__What is required__:
Restate every entry verbatim; drop the pictures.

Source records

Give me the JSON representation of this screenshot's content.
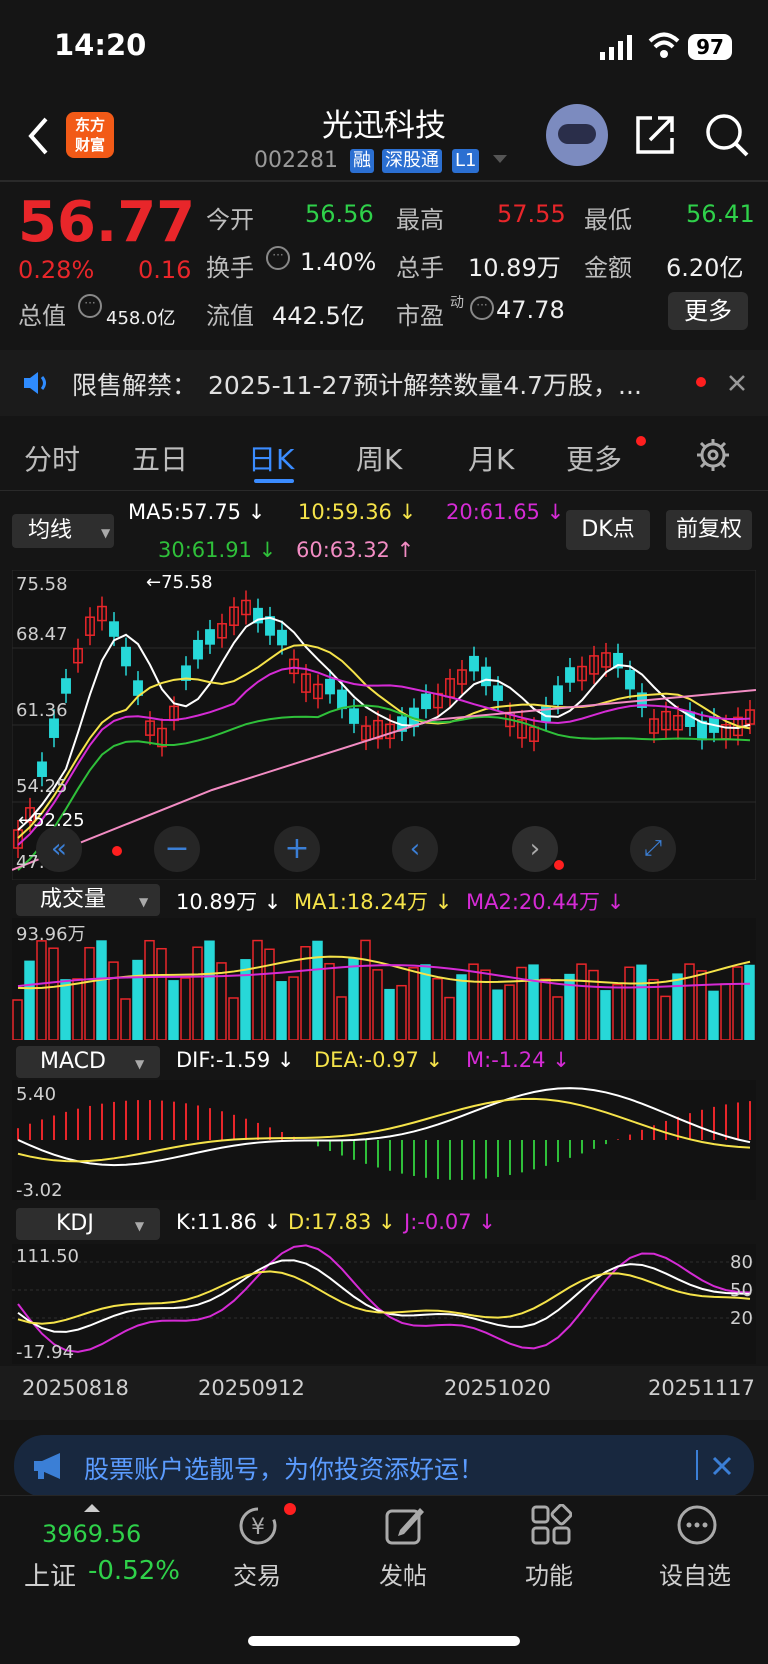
{
  "status": {
    "time": "14:20",
    "battery": "97"
  },
  "header": {
    "logo_line1": "东方",
    "logo_line2": "财富",
    "title": "光迅科技",
    "code": "002281",
    "tags": [
      "融",
      "深股通",
      "L1"
    ]
  },
  "quote": {
    "price": "56.77",
    "change_pct": "0.28%",
    "change": "0.16",
    "open_label": "今开",
    "open": "56.56",
    "high_label": "最高",
    "high": "57.55",
    "low_label": "最低",
    "low": "56.41",
    "turnover_label": "换手",
    "turnover": "1.40%",
    "volume_label": "总手",
    "volume": "10.89万",
    "amount_label": "金额",
    "amount": "6.20亿",
    "mktcap_label": "总值",
    "mktcap": "458.0亿",
    "float_label": "流值",
    "float": "442.5亿",
    "pe_label": "市盈",
    "pe_sup": "动",
    "pe": "47.78",
    "more": "更多"
  },
  "notice": {
    "label": "限售解禁：",
    "text": "2025-11-27预计解禁数量4.7万股，..."
  },
  "tabs": [
    "分时",
    "五日",
    "日K",
    "周K",
    "月K",
    "更多"
  ],
  "chart": {
    "ma_select": "均线",
    "ma5": "MA5:57.75",
    "ma10": "10:59.36",
    "ma20": "20:61.65",
    "ma30": "30:61.91",
    "ma60": "60:63.32",
    "dk": "DK点",
    "adjust": "前复权",
    "y_labels": [
      "75.58",
      "68.47",
      "61.36",
      "54.25",
      "47.14"
    ],
    "max_mark": "75.58",
    "min_mark": "52.25",
    "vol_select": "成交量",
    "vol_value": "10.89万",
    "vol_ma1": "MA1:18.24万",
    "vol_ma2": "MA2:20.44万",
    "vol_max": "93.96万",
    "macd_select": "MACD",
    "dif": "DIF:-1.59",
    "dea": "DEA:-0.97",
    "m": "M:-1.24",
    "macd_max": "5.40",
    "macd_min": "-3.02",
    "kdj_select": "KDJ",
    "k": "K:11.86",
    "d": "D:17.83",
    "j": "J:-0.07",
    "kdj_max": "111.50",
    "kdj_min": "-17.94",
    "kdj_levels": [
      "80",
      "50",
      "20"
    ],
    "dates": [
      "20250818",
      "20250912",
      "20251020",
      "20251117"
    ],
    "colors": {
      "up": "#e8262a",
      "down": "#27d8d8",
      "ma5": "#ffffff",
      "ma10": "#f5e34a",
      "ma20": "#d52bd5",
      "ma30": "#2fc03a",
      "ma60": "#f28cc3"
    }
  },
  "banner": {
    "text": "股票账户选靓号，为你投资添好运！"
  },
  "nav": {
    "index_value": "3969.56",
    "index_name": "上证",
    "index_change": "-0.52%",
    "items": [
      "交易",
      "发帖",
      "功能",
      "设自选"
    ]
  }
}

__Written response__:
Give me the JSON representation of this screenshot's content.
{
  "status": {
    "time": "14:20",
    "battery": "97"
  },
  "header": {
    "logo_line1": "东方",
    "logo_line2": "财富",
    "title": "光迅科技",
    "code": "002281",
    "tags": [
      "融",
      "深股通",
      "L1"
    ]
  },
  "quote": {
    "price": "56.77",
    "change_pct": "0.28%",
    "change": "0.16",
    "open_label": "今开",
    "open": "56.56",
    "high_label": "最高",
    "high": "57.55",
    "low_label": "最低",
    "low": "56.41",
    "turnover_label": "换手",
    "turnover": "1.40%",
    "volume_label": "总手",
    "volume": "10.89万",
    "amount_label": "金额",
    "amount": "6.20亿",
    "mktcap_label": "总值",
    "mktcap": "458.0亿",
    "float_label": "流值",
    "float": "442.5亿",
    "pe_label": "市盈",
    "pe_sup": "动",
    "pe": "47.78",
    "more": "更多"
  },
  "notice": {
    "label": "限售解禁：",
    "text": "2025-11-27预计解禁数量4.7万股，..."
  },
  "tabs": [
    "分时",
    "五日",
    "日K",
    "周K",
    "月K",
    "更多"
  ],
  "chart": {
    "ma_select": "均线",
    "ma5": "MA5:57.75",
    "ma10": "10:59.36",
    "ma20": "20:61.65",
    "ma30": "30:61.91",
    "ma60": "60:63.32",
    "dk": "DK点",
    "adjust": "前复权",
    "y_labels": [
      "75.58",
      "68.47",
      "61.36",
      "54.25",
      "47.14"
    ],
    "max_mark": "75.58",
    "min_mark": "52.25",
    "vol_select": "成交量",
    "vol_value": "10.89万",
    "vol_ma1": "MA1:18.24万",
    "vol_ma2": "MA2:20.44万",
    "vol_max": "93.96万",
    "macd_select": "MACD",
    "dif": "DIF:-1.59",
    "dea": "DEA:-0.97",
    "m": "M:-1.24",
    "macd_max": "5.40",
    "macd_min": "-3.02",
    "kdj_select": "KDJ",
    "k": "K:11.86",
    "d": "D:17.83",
    "j": "J:-0.07",
    "kdj_max": "111.50",
    "kdj_min": "-17.94",
    "kdj_levels": [
      "80",
      "50",
      "20"
    ],
    "dates": [
      "20250818",
      "20250912",
      "20251020",
      "20251117"
    ],
    "colors": {
      "up": "#e8262a",
      "down": "#27d8d8",
      "ma5": "#ffffff",
      "ma10": "#f5e34a",
      "ma20": "#d52bd5",
      "ma30": "#2fc03a",
      "ma60": "#f28cc3"
    }
  },
  "banner": {
    "text": "股票账户选靓号，为你投资添好运！"
  },
  "nav": {
    "index_value": "3969.56",
    "index_name": "上证",
    "index_change": "-0.52%",
    "items": [
      "交易",
      "发帖",
      "功能",
      "设自选"
    ]
  }
}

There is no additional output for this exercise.